While Sean's move to doughnuts seemed to be an ideal fit, the actual opening of the Denver shop came at an interesting time. Sean and his wife Kaylin welcomed their son on February 4 of this year, and Parlor opened on February 7. "What a wild week that was," Sean says, laughing. "It was very coincidental. We were trying to open by Thanksgiving 2020, but that kept getting pushed back. We had to jump through some hoops to sign the lease but we really wanted this location. So that was pushed and then he actually came two weeks early."

But despite the fact that Sean and Kaylin couldn't be on-site on opening day, the Parlor team came through for the couple. "Darrick takes people from the Evansville store that have a lot of experience, and he'll bring them out," Sean says. "They were great."
click to enlarge MOLLY MARTIN
Molly Martin
Now, just five months after debuting in Denver, the Harshbargers are preparing to open a second location at 5001 South Parker Road, Unit 112, in Aurora the weekend of July 31. "This one will be a grab and go. Like a 'Parlor express,'" Sean says, with doughnuts and coffee but not the other breakfast items.
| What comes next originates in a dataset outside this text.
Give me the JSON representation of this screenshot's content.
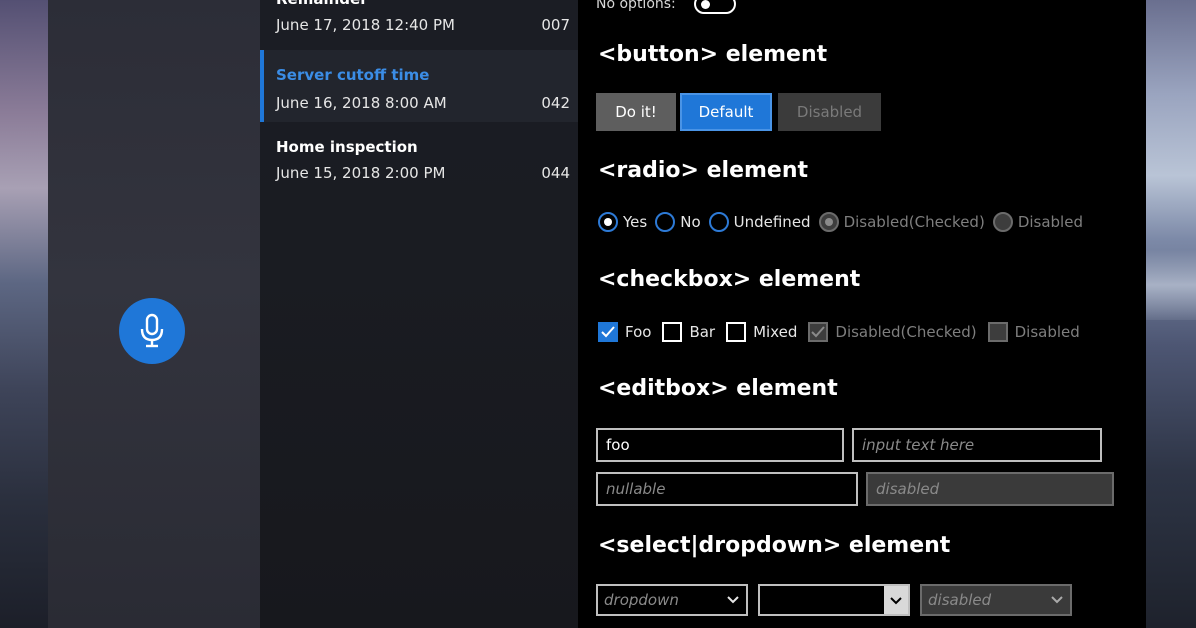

The Aurora location is also where Sean and the "doughboys" (the name Parlor uses to refer to the team that actually fries the doughnuts) currently cook. Sean is there frying two to three days a week, and at the Lincoln Street store the other days.

Eventually, Sean says he'd like to expand to four or five locations in the Denver area and one or two in the mountains. But for now, he's getting to know his regulars (which include many dogs that like stopping by for the pup-friendly treats) and finding new ways to connect with the community, including regularly donating the day's leftover doughnuts to an organization called I Am A Human CO, which distributes them to various homeless shelters in town.

Even people without a sweet tooth will find something to enjoy at Parlor Doughnuts. But this could also be the place that can turn around any doughnut skeptics in your life, one cronie doughnut hole and honey cinnamon cold brew at a time.
KEEP WESTWORD FREE... Since we started Westword, it has been defined as the free, independent voice of Denver, and we'd like to keep it that way. With local media under siege, it's more important than ever for us to rally support behind funding our local journalism. You can help by participating in our "I Support" program, allowing us to keep offering readers access to our incisive coverage of local news, food and culture with no paywalls.
Molly Martin is the Westword Food & Drink editor. She’s been writing about the dining scene in Denver since 2013, and was eating her way around the city long before that. She enjoys long walks to the nearest burrito joint and nights spent sipping cocktails on Colfax.
Contact: Molly Martin